Exercise instructions. When a line in the listing contains the string "Income", pick it out and copy it.

Input material.
______

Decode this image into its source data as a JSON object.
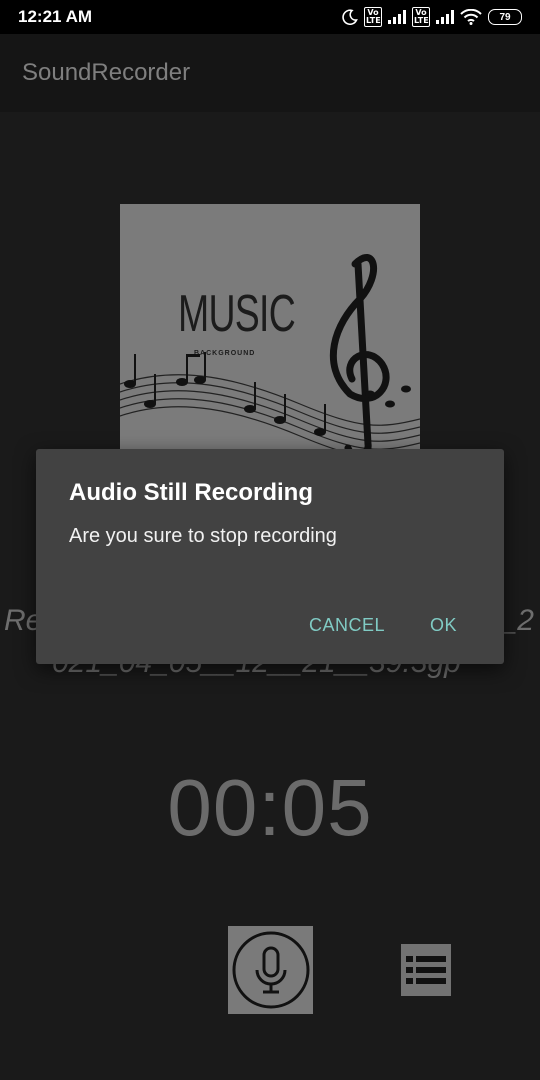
{
  "status_bar": {
    "time": "12:21 AM",
    "volte_1": "Vo LTE",
    "volte_2": "Vo LTE",
    "battery": "79",
    "icons": [
      "moon-icon",
      "signal-icon",
      "signal-icon",
      "wifi-icon",
      "battery-icon"
    ]
  },
  "appbar": {
    "title": "SoundRecorder"
  },
  "cover": {
    "music_text": "MUSIC",
    "background_text": "BACKGROUND"
  },
  "recording": {
    "filename_line1_start": "Re",
    "filename_line1_end": "_2",
    "filename_line2": "021_04_05__12__21__39.3gp",
    "timer": "00:05"
  },
  "controls": {
    "mic_icon": "microphone-icon",
    "list_icon": "list-icon"
  },
  "dialog": {
    "title": "Audio Still Recording",
    "message": "Are you sure to stop recording",
    "cancel_label": "CANCEL",
    "ok_label": "OK",
    "accent_color": "#80cbc4"
  }
}
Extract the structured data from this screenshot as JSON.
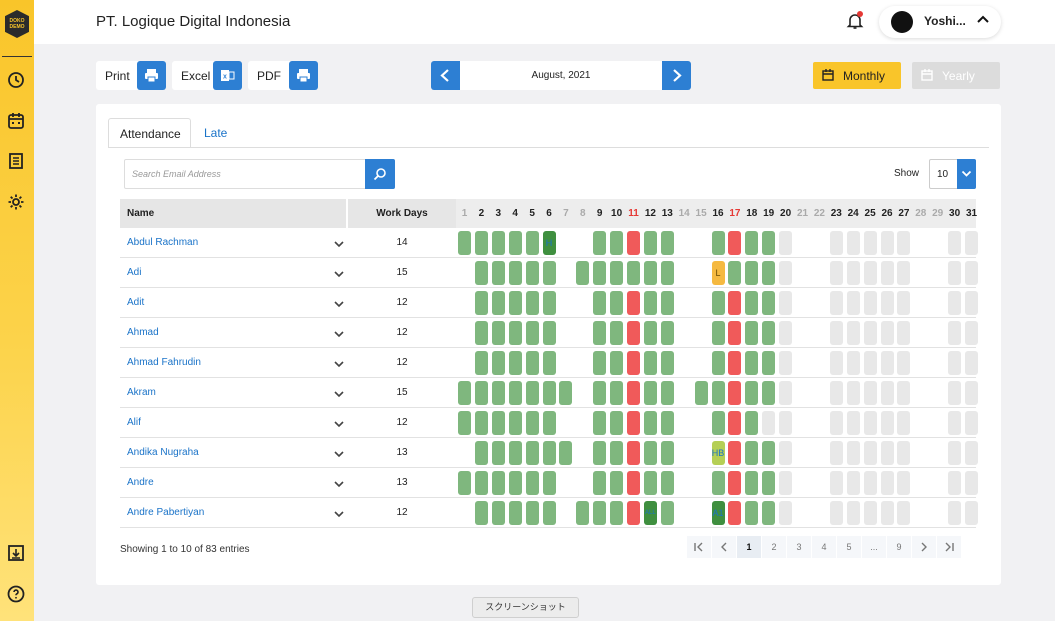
{
  "sidebar": {
    "logo_text": "DOKO DEMO",
    "icons": [
      "clock-icon",
      "calendar-icon",
      "list-icon",
      "settings-icon",
      "download-icon",
      "help-icon"
    ]
  },
  "header": {
    "company": "PT. Logique Digital Indonesia",
    "user_name": "Yoshi..."
  },
  "toolbar": {
    "print_label": "Print",
    "excel_label": "Excel",
    "pdf_label": "PDF",
    "month": "August, 2021",
    "monthly_label": "Monthly",
    "yearly_label": "Yearly"
  },
  "tabs": [
    "Attendance",
    "Late"
  ],
  "search": {
    "placeholder": "Search Email Address"
  },
  "show": {
    "label": "Show",
    "value": "10"
  },
  "table": {
    "name_header": "Name",
    "work_days_header": "Work Days",
    "days": [
      "1",
      "2",
      "3",
      "4",
      "5",
      "6",
      "7",
      "8",
      "9",
      "10",
      "11",
      "12",
      "13",
      "14",
      "15",
      "16",
      "17",
      "18",
      "19",
      "20",
      "21",
      "22",
      "23",
      "24",
      "25",
      "26",
      "27",
      "28",
      "29",
      "30",
      "31"
    ],
    "day_states": [
      "weekend",
      "",
      "",
      "",
      "",
      "",
      "weekend",
      "weekend",
      "",
      "",
      "holiday",
      "",
      "",
      "weekend",
      "weekend",
      "",
      "holiday",
      "",
      "",
      "",
      "weekend",
      "weekend",
      "",
      "",
      "",
      "",
      "",
      "weekend",
      "weekend",
      "",
      ""
    ],
    "legend_colors": {
      "present": "#7fb77e",
      "absent": "#f05a5a",
      "late": "#f5b940",
      "upcoming": "#e8e8e8",
      "mixed": "#b5cf55"
    },
    "rows": [
      {
        "name": "Abdul Rachman",
        "work_days": "14",
        "cells": [
          "G",
          "G",
          "G",
          "G",
          "G",
          "D",
          "",
          "",
          "G",
          "G",
          "R",
          "G",
          "G",
          "",
          "",
          "G",
          "R",
          "G",
          "G",
          "U",
          "",
          "",
          "U",
          "U",
          "U",
          "U",
          "U",
          "",
          "",
          "U",
          "U"
        ],
        "labels": {
          "6": "H"
        }
      },
      {
        "name": "Adi",
        "work_days": "15",
        "cells": [
          "",
          "G",
          "G",
          "G",
          "G",
          "G",
          "",
          "G",
          "G",
          "G",
          "G",
          "G",
          "G",
          "",
          "",
          "O",
          "G",
          "G",
          "G",
          "U",
          "",
          "",
          "U",
          "U",
          "U",
          "U",
          "U",
          "",
          "",
          "U",
          "U"
        ],
        "labels": {
          "16": "L"
        }
      },
      {
        "name": "Adit",
        "work_days": "12",
        "cells": [
          "",
          "G",
          "G",
          "G",
          "G",
          "G",
          "",
          "",
          "G",
          "G",
          "R",
          "G",
          "G",
          "",
          "",
          "G",
          "R",
          "G",
          "G",
          "U",
          "",
          "",
          "U",
          "U",
          "U",
          "U",
          "U",
          "",
          "",
          "U",
          "U"
        ],
        "labels": {}
      },
      {
        "name": "Ahmad",
        "work_days": "12",
        "cells": [
          "",
          "G",
          "G",
          "G",
          "G",
          "G",
          "",
          "",
          "G",
          "G",
          "R",
          "G",
          "G",
          "",
          "",
          "G",
          "R",
          "G",
          "G",
          "U",
          "",
          "",
          "U",
          "U",
          "U",
          "U",
          "U",
          "",
          "",
          "U",
          "U"
        ],
        "labels": {}
      },
      {
        "name": "Ahmad Fahrudin",
        "work_days": "12",
        "cells": [
          "",
          "G",
          "G",
          "G",
          "G",
          "G",
          "",
          "",
          "G",
          "G",
          "R",
          "G",
          "G",
          "",
          "",
          "G",
          "R",
          "G",
          "G",
          "U",
          "",
          "",
          "U",
          "U",
          "U",
          "U",
          "U",
          "",
          "",
          "U",
          "U"
        ],
        "labels": {}
      },
      {
        "name": "Akram",
        "work_days": "15",
        "cells": [
          "G",
          "G",
          "G",
          "G",
          "G",
          "G",
          "G",
          "",
          "G",
          "G",
          "R",
          "G",
          "G",
          "",
          "G",
          "G",
          "R",
          "G",
          "G",
          "U",
          "",
          "",
          "U",
          "U",
          "U",
          "U",
          "U",
          "",
          "",
          "U",
          "U"
        ],
        "labels": {}
      },
      {
        "name": "Alif",
        "work_days": "12",
        "cells": [
          "G",
          "G",
          "G",
          "G",
          "G",
          "G",
          "",
          "",
          "G",
          "G",
          "R",
          "G",
          "G",
          "",
          "",
          "G",
          "R",
          "G",
          "U",
          "U",
          "",
          "",
          "U",
          "U",
          "U",
          "U",
          "U",
          "",
          "",
          "U",
          "U"
        ],
        "labels": {}
      },
      {
        "name": "Andika Nugraha",
        "work_days": "13",
        "cells": [
          "",
          "G",
          "G",
          "G",
          "G",
          "G",
          "G",
          "",
          "G",
          "G",
          "R",
          "G",
          "G",
          "",
          "",
          "Y",
          "R",
          "G",
          "G",
          "U",
          "",
          "",
          "U",
          "U",
          "U",
          "U",
          "U",
          "",
          "",
          "U",
          "U"
        ],
        "labels": {
          "16": "HB"
        }
      },
      {
        "name": "Andre",
        "work_days": "13",
        "cells": [
          "G",
          "G",
          "G",
          "G",
          "G",
          "G",
          "",
          "",
          "G",
          "G",
          "R",
          "G",
          "G",
          "",
          "",
          "G",
          "R",
          "G",
          "G",
          "U",
          "",
          "",
          "U",
          "U",
          "U",
          "U",
          "U",
          "",
          "",
          "U",
          "U"
        ],
        "labels": {}
      },
      {
        "name": "Andre Pabertiyan",
        "work_days": "12",
        "cells": [
          "",
          "G",
          "G",
          "G",
          "G",
          "G",
          "",
          "G",
          "G",
          "G",
          "R",
          "D",
          "G",
          "",
          "",
          "D",
          "R",
          "G",
          "G",
          "U",
          "",
          "",
          "U",
          "U",
          "U",
          "U",
          "U",
          "",
          "",
          "U",
          "U"
        ],
        "labels": {
          "12": "ALL",
          "16": "A1"
        }
      }
    ]
  },
  "footer": {
    "entries_text": "Showing 1 to 10 of 83 entries",
    "pages": [
      "1",
      "2",
      "3",
      "4",
      "5",
      "...",
      "9"
    ]
  },
  "screenshot_label": "スクリーンショット"
}
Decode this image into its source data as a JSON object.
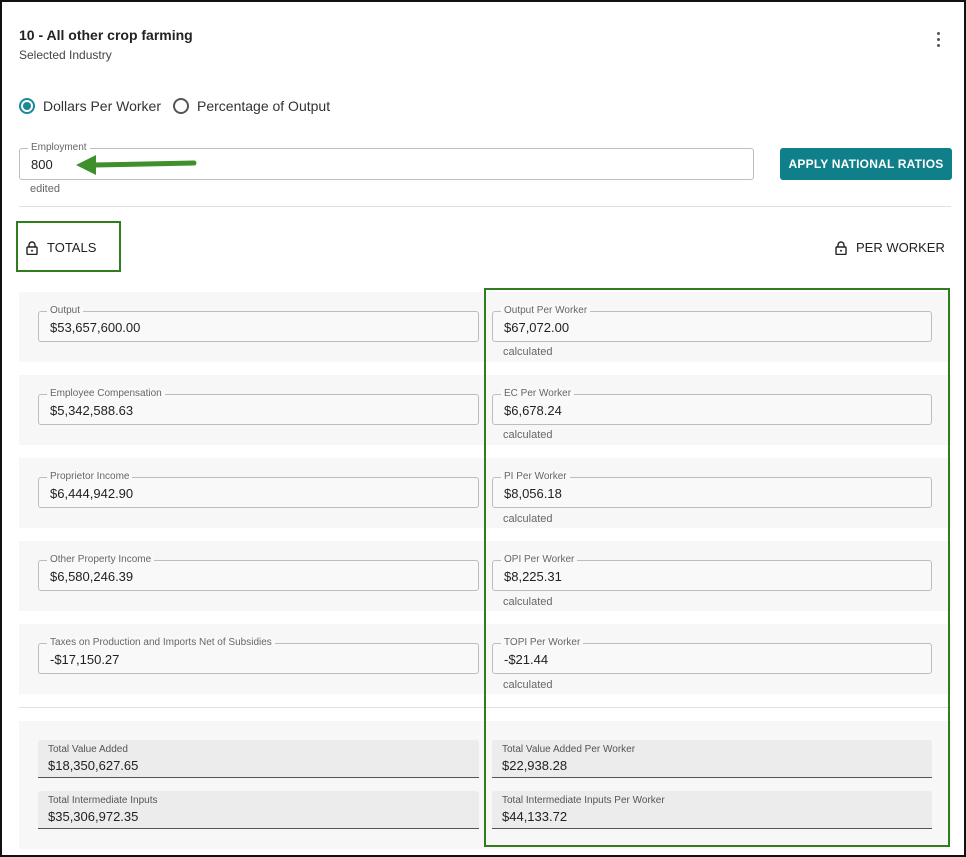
{
  "header": {
    "title": "10 - All other crop farming",
    "subtitle": "Selected Industry"
  },
  "mode": {
    "options": [
      {
        "label": "Dollars Per Worker",
        "checked": true
      },
      {
        "label": "Percentage of Output",
        "checked": false
      }
    ]
  },
  "employment": {
    "label": "Employment",
    "value": "800",
    "helper": "edited"
  },
  "apply_button": {
    "label": "APPLY NATIONAL RATIOS"
  },
  "toggles": {
    "totals": {
      "label": "TOTALS",
      "icon": "lock-icon"
    },
    "per_worker": {
      "label": "PER WORKER",
      "icon": "lock-icon"
    }
  },
  "rows": [
    {
      "total_label": "Output",
      "total_value": "$53,657,600.00",
      "pw_label": "Output Per Worker",
      "pw_value": "$67,072.00",
      "helper": "calculated"
    },
    {
      "total_label": "Employee Compensation",
      "total_value": "$5,342,588.63",
      "pw_label": "EC Per Worker",
      "pw_value": "$6,678.24",
      "helper": "calculated"
    },
    {
      "total_label": "Proprietor Income",
      "total_value": "$6,444,942.90",
      "pw_label": "PI Per Worker",
      "pw_value": "$8,056.18",
      "helper": "calculated"
    },
    {
      "total_label": "Other Property Income",
      "total_value": "$6,580,246.39",
      "pw_label": "OPI Per Worker",
      "pw_value": "$8,225.31",
      "helper": "calculated"
    },
    {
      "total_label": "Taxes on Production and Imports Net of Subsidies",
      "total_value": "-$17,150.27",
      "pw_label": "TOPI Per Worker",
      "pw_value": "-$21.44",
      "helper": "calculated"
    }
  ],
  "summary": [
    {
      "total_label": "Total Value Added",
      "total_value": "$18,350,627.65",
      "pw_label": "Total Value Added Per Worker",
      "pw_value": "$22,938.28"
    },
    {
      "total_label": "Total Intermediate Inputs",
      "total_value": "$35,306,972.35",
      "pw_label": "Total Intermediate Inputs Per Worker",
      "pw_value": "$44,133.72"
    }
  ],
  "colors": {
    "accent": "#0f7f8a",
    "radio": "#1a8a96",
    "annotation_green": "#2f7d1e",
    "arrow_green": "#3f8f2a"
  }
}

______

Task result.
      "total_label": "Proprietor Income",
      "total_label": "Other Property Income",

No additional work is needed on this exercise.